Know where your money is going. Walk into the transactional relationship between yourself and these brands with both eyes open, even if you love the product. They know you very well and they know how to get you to open your purse, so stop making assumptions about who is working to help you.
Ask yourselves whose curly hair are these companies catering to? Latinas have curly hair too. White women have curly hair too. It’s already a crapshoot whether a product designed specifically for 4C will work on all women who consider themselves 4C. Thus, you certainly need to understand how the products are formulated and who the company is targeting most.
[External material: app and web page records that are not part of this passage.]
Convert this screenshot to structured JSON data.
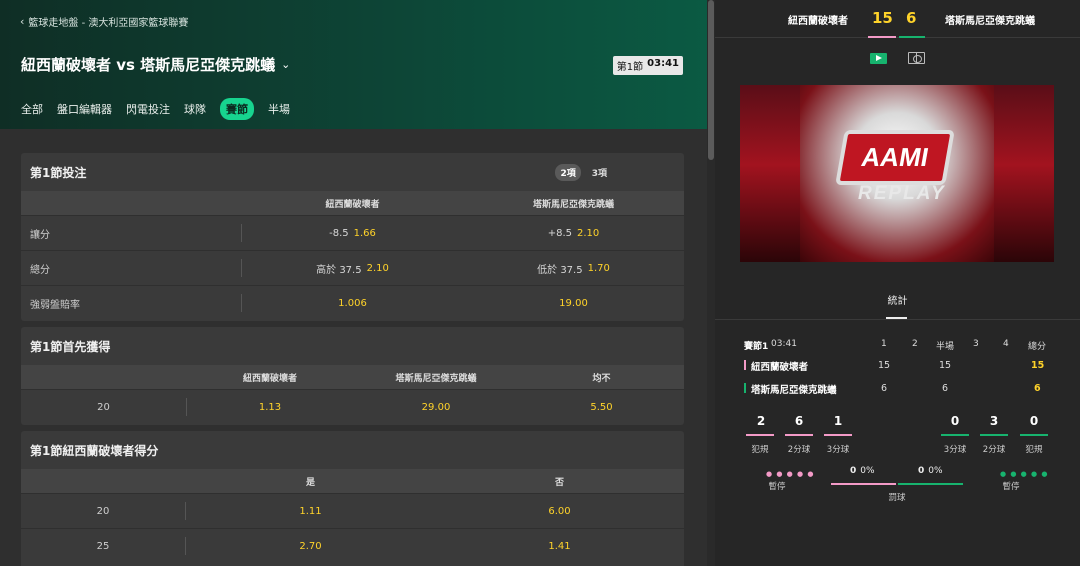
{
  "breadcrumb": "籃球走地盤 - 澳大利亞國家籃球聯賽",
  "match": {
    "title": "紐西蘭破壞者 vs 塔斯馬尼亞傑克跳蟻",
    "period": "第1節",
    "clock": "03:41"
  },
  "tabs": [
    {
      "label": "全部",
      "active": false
    },
    {
      "label": "盤口編輯器",
      "active": false
    },
    {
      "label": "閃電投注",
      "active": false
    },
    {
      "label": "球隊",
      "active": false
    },
    {
      "label": "賽節",
      "active": true
    },
    {
      "label": "半場",
      "active": false
    }
  ],
  "card1": {
    "title": "第1節投注",
    "toggle": [
      "2項",
      "3項"
    ],
    "columns": [
      "紐西蘭破壞者",
      "塔斯馬尼亞傑克跳蟻"
    ],
    "rows": [
      {
        "label": "讓分",
        "a_line": "-8.5",
        "a_odds": "1.66",
        "b_line": "+8.5",
        "b_odds": "2.10"
      },
      {
        "label": "總分",
        "a_line": "高於 37.5",
        "a_odds": "2.10",
        "b_line": "低於 37.5",
        "b_odds": "1.70"
      },
      {
        "label": "強弱盤賠率",
        "a_line": "",
        "a_odds": "1.006",
        "b_line": "",
        "b_odds": "19.00"
      }
    ]
  },
  "card2": {
    "title": "第1節首先獲得",
    "columns": [
      "紐西蘭破壞者",
      "塔斯馬尼亞傑克跳蟻",
      "均不"
    ],
    "rows": [
      {
        "label": "20",
        "a": "1.13",
        "b": "29.00",
        "c": "5.50"
      }
    ]
  },
  "card3": {
    "title": "第1節紐西蘭破壞者得分",
    "columns": [
      "是",
      "否"
    ],
    "rows": [
      {
        "label": "20",
        "yes": "1.11",
        "no": "6.00"
      },
      {
        "label": "25",
        "yes": "2.70",
        "no": "1.41"
      }
    ]
  },
  "scoreboard": {
    "team_a": "紐西蘭破壞者",
    "team_b": "塔斯馬尼亞傑克跳蟻",
    "score_a": "15",
    "score_b": "6"
  },
  "video": {
    "logo": "AAMI",
    "caption": "REPLAY"
  },
  "stats": {
    "tab": "統計",
    "period_label": "賽節1",
    "clock": "03:41",
    "headers": [
      "1",
      "2",
      "半場",
      "3",
      "4",
      "總分"
    ],
    "team_a": {
      "name": "紐西蘭破壞者",
      "q": [
        "15",
        "",
        "15",
        "",
        ""
      ],
      "total": "15",
      "color": "#f39ac7"
    },
    "team_b": {
      "name": "塔斯馬尼亞傑克跳蟻",
      "q": [
        "6",
        "",
        "6",
        "",
        ""
      ],
      "total": "6",
      "color": "#17b36e"
    },
    "a_counts": [
      {
        "value": "2",
        "label": "犯規"
      },
      {
        "value": "6",
        "label": "2分球"
      },
      {
        "value": "1",
        "label": "3分球"
      }
    ],
    "b_counts": [
      {
        "value": "0",
        "label": "3分球"
      },
      {
        "value": "3",
        "label": "2分球"
      },
      {
        "value": "0",
        "label": "犯規"
      }
    ],
    "timeout_label": "暫停",
    "free_throw_label": "罰球",
    "ft_a_made": "0",
    "ft_a_pct": "0%",
    "ft_b_made": "0",
    "ft_b_pct": "0%"
  }
}
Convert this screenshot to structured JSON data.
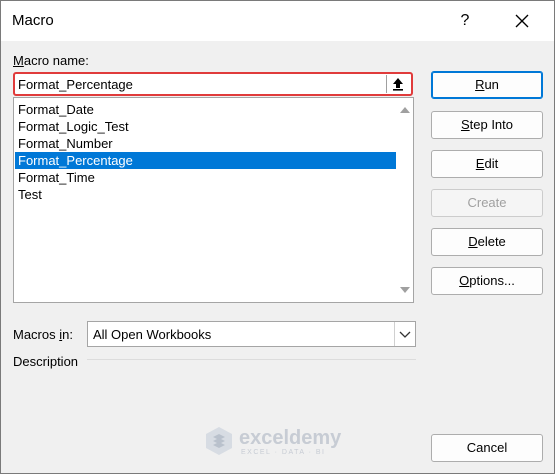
{
  "window": {
    "title": "Macro",
    "help_label": "?"
  },
  "macro_name": {
    "label_accel": "M",
    "label_rest": "acro name:",
    "value": "Format_Percentage"
  },
  "macro_list": {
    "items": [
      "Format_Date",
      "Format_Logic_Test",
      "Format_Number",
      "Format_Percentage",
      "Format_Time",
      "Test"
    ],
    "selected_index": 3
  },
  "buttons": {
    "run": {
      "accel": "R",
      "rest": "un"
    },
    "step": {
      "accel": "S",
      "rest": "tep Into"
    },
    "edit": {
      "accel": "E",
      "rest": "dit"
    },
    "create": {
      "label": "Create"
    },
    "delete": {
      "accel": "D",
      "rest": "elete"
    },
    "options": {
      "accel": "O",
      "rest": "ptions..."
    },
    "cancel": {
      "label": "Cancel"
    }
  },
  "macros_in": {
    "label_pre": "Macros ",
    "label_accel": "i",
    "label_post": "n:",
    "value": "All Open Workbooks"
  },
  "description": {
    "label": "Description"
  },
  "watermark": {
    "name": "exceldemy",
    "tagline": "EXCEL · DATA · BI"
  },
  "colors": {
    "selection": "#0078d7",
    "highlight_border": "#e03b3b",
    "primary_border": "#0078d7"
  }
}
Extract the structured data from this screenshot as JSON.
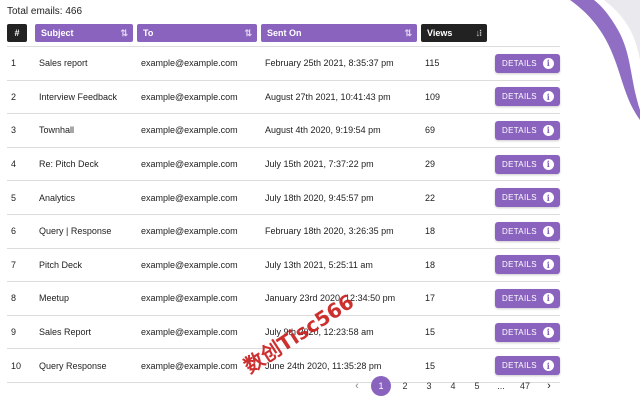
{
  "total_label": "Total emails: 466",
  "columns": {
    "num": "#",
    "subject": "Subject",
    "to": "To",
    "sent_on": "Sent On",
    "views": "Views"
  },
  "sort_icon": "sort-arrows-icon",
  "details_label": "DETAILS",
  "info_icon_glyph": "i",
  "rows": [
    {
      "n": "1",
      "subject": "Sales report",
      "to": "example@example.com",
      "sent": "February 25th 2021, 8:35:37 pm",
      "views": "115"
    },
    {
      "n": "2",
      "subject": "Interview Feedback",
      "to": "example@example.com",
      "sent": "August 27th 2021, 10:41:43 pm",
      "views": "109"
    },
    {
      "n": "3",
      "subject": "Townhall",
      "to": "example@example.com",
      "sent": "August 4th 2020, 9:19:54 pm",
      "views": "69"
    },
    {
      "n": "4",
      "subject": "Re: Pitch Deck",
      "to": "example@example.com",
      "sent": "July 15th 2021, 7:37:22 pm",
      "views": "29"
    },
    {
      "n": "5",
      "subject": "Analytics",
      "to": "example@example.com",
      "sent": "July 18th 2020, 9:45:57 pm",
      "views": "22"
    },
    {
      "n": "6",
      "subject": "Query | Response",
      "to": "example@example.com",
      "sent": "February 18th 2020, 3:26:35 pm",
      "views": "18"
    },
    {
      "n": "7",
      "subject": "Pitch Deck",
      "to": "example@example.com",
      "sent": "July 13th 2021, 5:25:11 am",
      "views": "18"
    },
    {
      "n": "8",
      "subject": "Meetup",
      "to": "example@example.com",
      "sent": "January 23rd 2020, 12:34:50 pm",
      "views": "17"
    },
    {
      "n": "9",
      "subject": "Sales Report",
      "to": "example@example.com",
      "sent": "July 9th 2020, 12:23:58 am",
      "views": "15"
    },
    {
      "n": "10",
      "subject": "Query Response",
      "to": "example@example.com",
      "sent": "June 24th 2020, 11:35:28 pm",
      "views": "15"
    }
  ],
  "pagination": {
    "prev": "‹",
    "pages": [
      "1",
      "2",
      "3",
      "4",
      "5",
      "...",
      "47"
    ],
    "active": "1",
    "next": "›"
  },
  "watermark": "数创Tisc566",
  "colors": {
    "accent": "#8a63bf",
    "header_dark": "#222222",
    "decoration": "#7b55b8"
  }
}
In addition, you may get excluded from the equation all together if that company figured out how to cater to your biracial cousin, but not you. Your biracial brown-skinned cousin, to them, will mask the fact that they haven’t gotten around to you. Now that they’ve got a product that works well on your biracial counsin’s hair, the company is “diverse” now, so they don’t need to make products for your “grade” of natural hair.
Try to decipher which companies are fine with taking a ‘one size fits all’ approach to “curly haircare”, and which companies have a true understanding of the differences between Shontay’s 4b-4c tightly coiled mini-curls, Maria’s frizzy curls, and Mary Ellen’s slightly dry waves.
Know how your favorite brands originated and who will have preference if push comes to shove — in terms of who these companies will cater to and who they will ignore — once the brand becomes enticing (read: “profitable”) to larger companies.
It’s so important that you have a backup plan and not be solely satisfied with mass-produced products. Look for the smaller brands specifically designed to care for the type of hair found most on black women’s heads. And that’s ok. DON’T EVER let anybody make you feel bad about mainly patronizing companies owned by your own people when the majority ignores your needs. These smaller companies are out here and the number has only increased in recent years. But that isn’t enough.
I like trying new things. I do it all the time. But I think it’s starting to become more and more important to learn how to make at least some of your own products as a backup. That’s why curlytea.com exists. I got tired of the bullcrap, the high prices for mediocre products and the small amount of the industry that formulates products directly designed for a particular type of curly hair.
The current slogan of this place is “Empowering you to create your own haircare and skincare products”, and I mean that. You may not feel like taking over full control of every product you put on your hair (I don’t even do that), but you HAVE to have a backup plan for when a brand you love no longer seems to love you.